Return the listing exactly as it appears, but strip out the images.

BEGIN

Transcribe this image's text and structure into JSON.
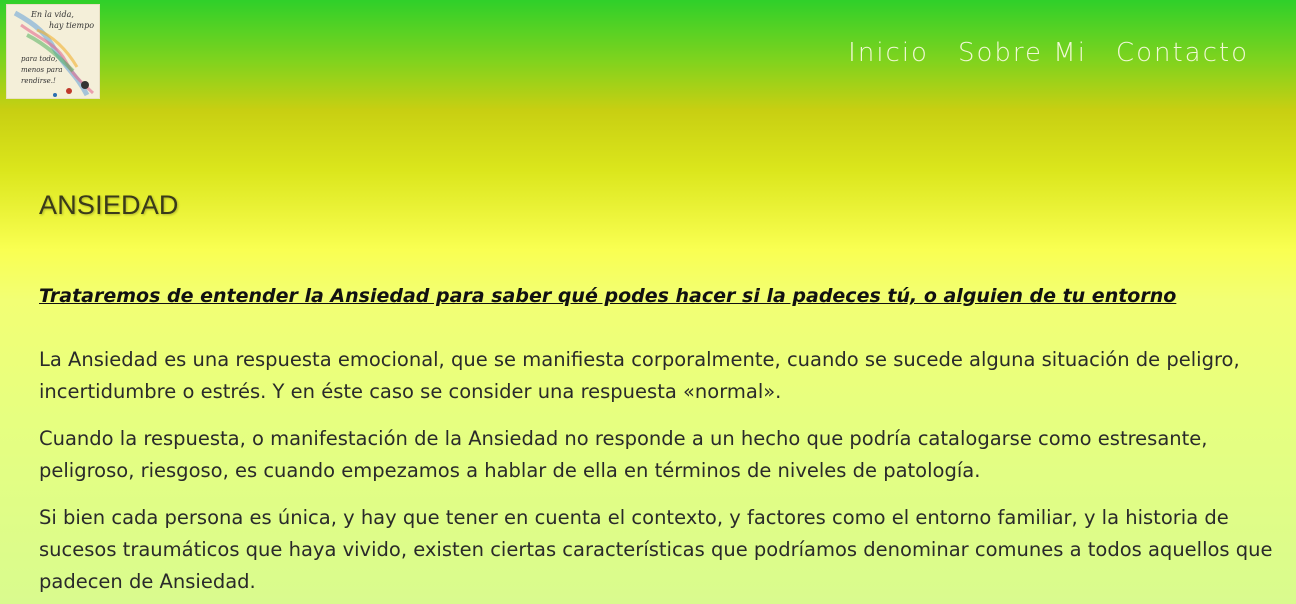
{
  "logo": {
    "lines": [
      "En la vida,",
      "hay tiempo",
      "para todo,",
      "menos para",
      "rendirse.!"
    ]
  },
  "nav": {
    "items": [
      "Inicio",
      "Sobre Mi",
      "Contacto"
    ]
  },
  "article": {
    "title": "ANSIEDAD",
    "subtitle": "Trataremos de entender la Ansiedad para saber qué podes hacer si la padeces tú, o alguien de tu entorno ",
    "paragraphs": [
      "La Ansiedad es una respuesta emocional, que se manifiesta corporalmente, cuando se sucede alguna situación de peligro, incertidumbre o estrés. Y en éste caso se consider una respuesta «normal».",
      "Cuando la respuesta, o manifestación de la Ansiedad no responde a un hecho que podría catalogarse como estresante, peligroso, riesgoso, es cuando empezamos a hablar de ella en términos de niveles de patología.",
      "Si bien cada persona es única, y hay que  tener en cuenta el contexto, y factores como el entorno familiar, y la historia de sucesos traumáticos que haya vivido, existen ciertas características que podríamos denominar comunes a todos aquellos que padecen de Ansiedad."
    ]
  },
  "colors": {
    "header_top": "#2fd02a",
    "body_yellow": "#f9ff52",
    "nav_text": "#f1f8d6"
  }
}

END

Exercise response:
Transcribe this image's text and structure into JSON.
{
  "logo": {
    "lines": [
      "En la vida,",
      "hay tiempo",
      "para todo,",
      "menos para",
      "rendirse.!"
    ]
  },
  "nav": {
    "items": [
      "Inicio",
      "Sobre Mi",
      "Contacto"
    ]
  },
  "article": {
    "title": "ANSIEDAD",
    "subtitle": "Trataremos de entender la Ansiedad para saber qué podes hacer si la padeces tú, o alguien de tu entorno ",
    "paragraphs": [
      "La Ansiedad es una respuesta emocional, que se manifiesta corporalmente, cuando se sucede alguna situación de peligro, incertidumbre o estrés. Y en éste caso se consider una respuesta «normal».",
      "Cuando la respuesta, o manifestación de la Ansiedad no responde a un hecho que podría catalogarse como estresante, peligroso, riesgoso, es cuando empezamos a hablar de ella en términos de niveles de patología.",
      "Si bien cada persona es única, y hay que  tener en cuenta el contexto, y factores como el entorno familiar, y la historia de sucesos traumáticos que haya vivido, existen ciertas características que podríamos denominar comunes a todos aquellos que padecen de Ansiedad."
    ]
  },
  "colors": {
    "header_top": "#2fd02a",
    "body_yellow": "#f9ff52",
    "nav_text": "#f1f8d6"
  }
}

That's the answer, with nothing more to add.